*Record extracts*.

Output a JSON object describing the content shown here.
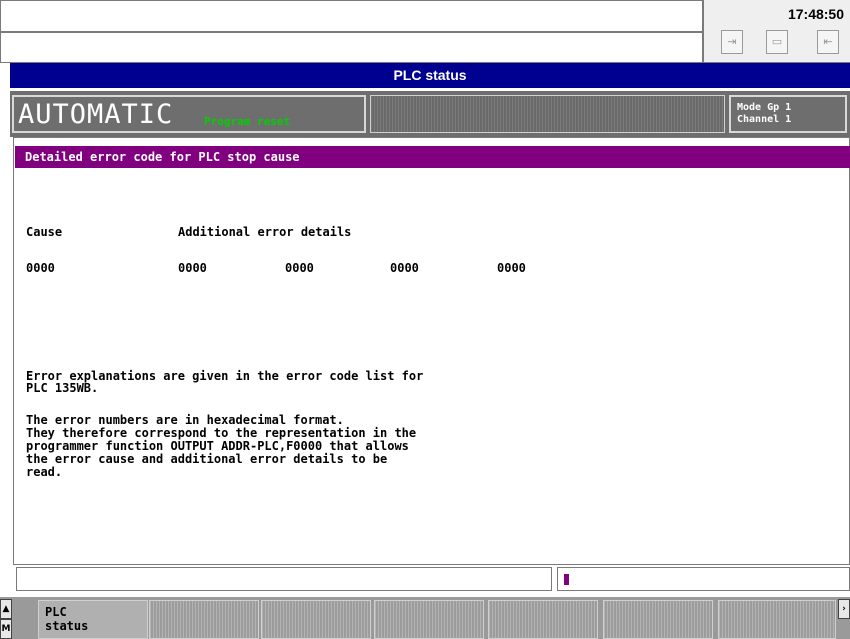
{
  "header": {
    "clock": "17:48:50",
    "icons": [
      "enter-icon",
      "display-icon",
      "exit-icon"
    ]
  },
  "title": "PLC status",
  "mode": {
    "label": "AUTOMATIC",
    "program_state": "Program reset",
    "mode_group": "Mode Gp 1",
    "channel": "Channel 1"
  },
  "panel": {
    "header": "Detailed error code for PLC stop cause",
    "cause_label": "Cause",
    "details_label": "Additional error details",
    "values": [
      "0000",
      "0000",
      "0000",
      "0000",
      "0000"
    ],
    "notes": [
      "Error explanations are given in the error code list for\nPLC 135WB.",
      "The error numbers are in hexadecimal format.\nThey therefore correspond to the representation in the\nprogrammer function OUTPUT ADDR-PLC,F0000 that allows\nthe error cause and additional error details to be\nread."
    ]
  },
  "colors": {
    "title_bar": "#000090",
    "panel_header": "#800080",
    "program_state": "#00d000"
  },
  "softkeys": {
    "first": "PLC\nstatus"
  }
}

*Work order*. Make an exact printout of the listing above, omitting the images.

*Answer to this exercise*.
Output a JSON object describing the content shown here.
{
  "header": {
    "clock": "17:48:50",
    "icons": [
      "enter-icon",
      "display-icon",
      "exit-icon"
    ]
  },
  "title": "PLC status",
  "mode": {
    "label": "AUTOMATIC",
    "program_state": "Program reset",
    "mode_group": "Mode Gp 1",
    "channel": "Channel 1"
  },
  "panel": {
    "header": "Detailed error code for PLC stop cause",
    "cause_label": "Cause",
    "details_label": "Additional error details",
    "values": [
      "0000",
      "0000",
      "0000",
      "0000",
      "0000"
    ],
    "notes": [
      "Error explanations are given in the error code list for\nPLC 135WB.",
      "The error numbers are in hexadecimal format.\nThey therefore correspond to the representation in the\nprogrammer function OUTPUT ADDR-PLC,F0000 that allows\nthe error cause and additional error details to be\nread."
    ]
  },
  "colors": {
    "title_bar": "#000090",
    "panel_header": "#800080",
    "program_state": "#00d000"
  },
  "softkeys": {
    "first": "PLC\nstatus"
  }
}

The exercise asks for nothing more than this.